## Exercise objective
Search the records that follow and extract every line containing the string "text".

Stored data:
((

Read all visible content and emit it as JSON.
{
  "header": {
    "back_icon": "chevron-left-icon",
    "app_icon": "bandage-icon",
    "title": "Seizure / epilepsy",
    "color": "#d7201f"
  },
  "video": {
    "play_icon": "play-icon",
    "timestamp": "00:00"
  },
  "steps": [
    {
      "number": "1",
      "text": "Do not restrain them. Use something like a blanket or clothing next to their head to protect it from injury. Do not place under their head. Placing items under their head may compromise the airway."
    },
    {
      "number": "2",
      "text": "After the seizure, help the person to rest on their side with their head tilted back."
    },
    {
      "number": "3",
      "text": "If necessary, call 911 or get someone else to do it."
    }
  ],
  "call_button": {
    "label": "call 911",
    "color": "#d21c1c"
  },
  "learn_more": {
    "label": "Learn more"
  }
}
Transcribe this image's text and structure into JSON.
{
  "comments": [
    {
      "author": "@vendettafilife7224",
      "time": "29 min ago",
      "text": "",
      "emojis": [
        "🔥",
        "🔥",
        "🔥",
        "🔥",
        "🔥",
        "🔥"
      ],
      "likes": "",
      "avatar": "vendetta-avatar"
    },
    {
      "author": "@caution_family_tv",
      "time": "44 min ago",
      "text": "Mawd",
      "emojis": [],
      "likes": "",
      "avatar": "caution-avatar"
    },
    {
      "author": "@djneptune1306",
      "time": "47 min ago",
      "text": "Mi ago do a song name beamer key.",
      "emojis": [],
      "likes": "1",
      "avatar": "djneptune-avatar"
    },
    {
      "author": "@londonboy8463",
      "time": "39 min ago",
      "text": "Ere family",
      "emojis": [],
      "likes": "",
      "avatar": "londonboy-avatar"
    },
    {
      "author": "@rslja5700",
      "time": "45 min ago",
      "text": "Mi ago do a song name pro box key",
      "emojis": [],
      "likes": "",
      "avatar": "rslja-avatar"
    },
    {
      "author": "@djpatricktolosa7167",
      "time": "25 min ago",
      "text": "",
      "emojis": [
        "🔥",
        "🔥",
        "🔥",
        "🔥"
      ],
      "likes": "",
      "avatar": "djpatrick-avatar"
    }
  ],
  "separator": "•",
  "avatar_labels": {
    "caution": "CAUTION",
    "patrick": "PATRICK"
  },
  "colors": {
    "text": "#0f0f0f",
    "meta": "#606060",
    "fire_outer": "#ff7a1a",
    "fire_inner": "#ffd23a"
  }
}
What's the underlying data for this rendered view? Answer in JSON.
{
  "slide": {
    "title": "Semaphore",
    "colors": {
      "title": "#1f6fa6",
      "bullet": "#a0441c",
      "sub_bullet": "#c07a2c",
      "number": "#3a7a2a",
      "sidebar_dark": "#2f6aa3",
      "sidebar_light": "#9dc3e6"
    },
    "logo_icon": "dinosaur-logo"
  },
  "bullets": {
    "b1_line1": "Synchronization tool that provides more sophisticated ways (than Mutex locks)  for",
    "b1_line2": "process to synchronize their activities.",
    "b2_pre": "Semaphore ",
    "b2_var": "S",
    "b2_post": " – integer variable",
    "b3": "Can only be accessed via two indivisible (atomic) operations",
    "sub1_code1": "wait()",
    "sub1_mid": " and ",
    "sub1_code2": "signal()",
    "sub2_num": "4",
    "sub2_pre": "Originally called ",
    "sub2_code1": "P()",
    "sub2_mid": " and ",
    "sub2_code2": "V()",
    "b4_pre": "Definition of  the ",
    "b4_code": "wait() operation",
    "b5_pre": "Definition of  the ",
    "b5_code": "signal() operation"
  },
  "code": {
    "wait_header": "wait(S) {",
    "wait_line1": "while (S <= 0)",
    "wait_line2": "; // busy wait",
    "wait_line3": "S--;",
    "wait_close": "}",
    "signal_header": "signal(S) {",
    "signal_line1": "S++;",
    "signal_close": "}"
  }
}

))

## The answer
      "text": "Do not restrain them. Use something like a blanket or clothing next to their head to protect it from injury. Do not place under their head. Placing items under their head may compromise the airway."
      "text": "After the seizure, help the person to rest on their side with their head tilted back."
      "text": "If necessary, call 911 or get someone else to do it."
Transcribe this image's text and structure into JSON.
      "text": "",
      "text": "Mawd",
      "text": "Mi ago do a song name beamer key.",
      "text": "Ere family",
      "text": "Mi ago do a song name pro box key",
      "text": "",
    "text": "#0f0f0f",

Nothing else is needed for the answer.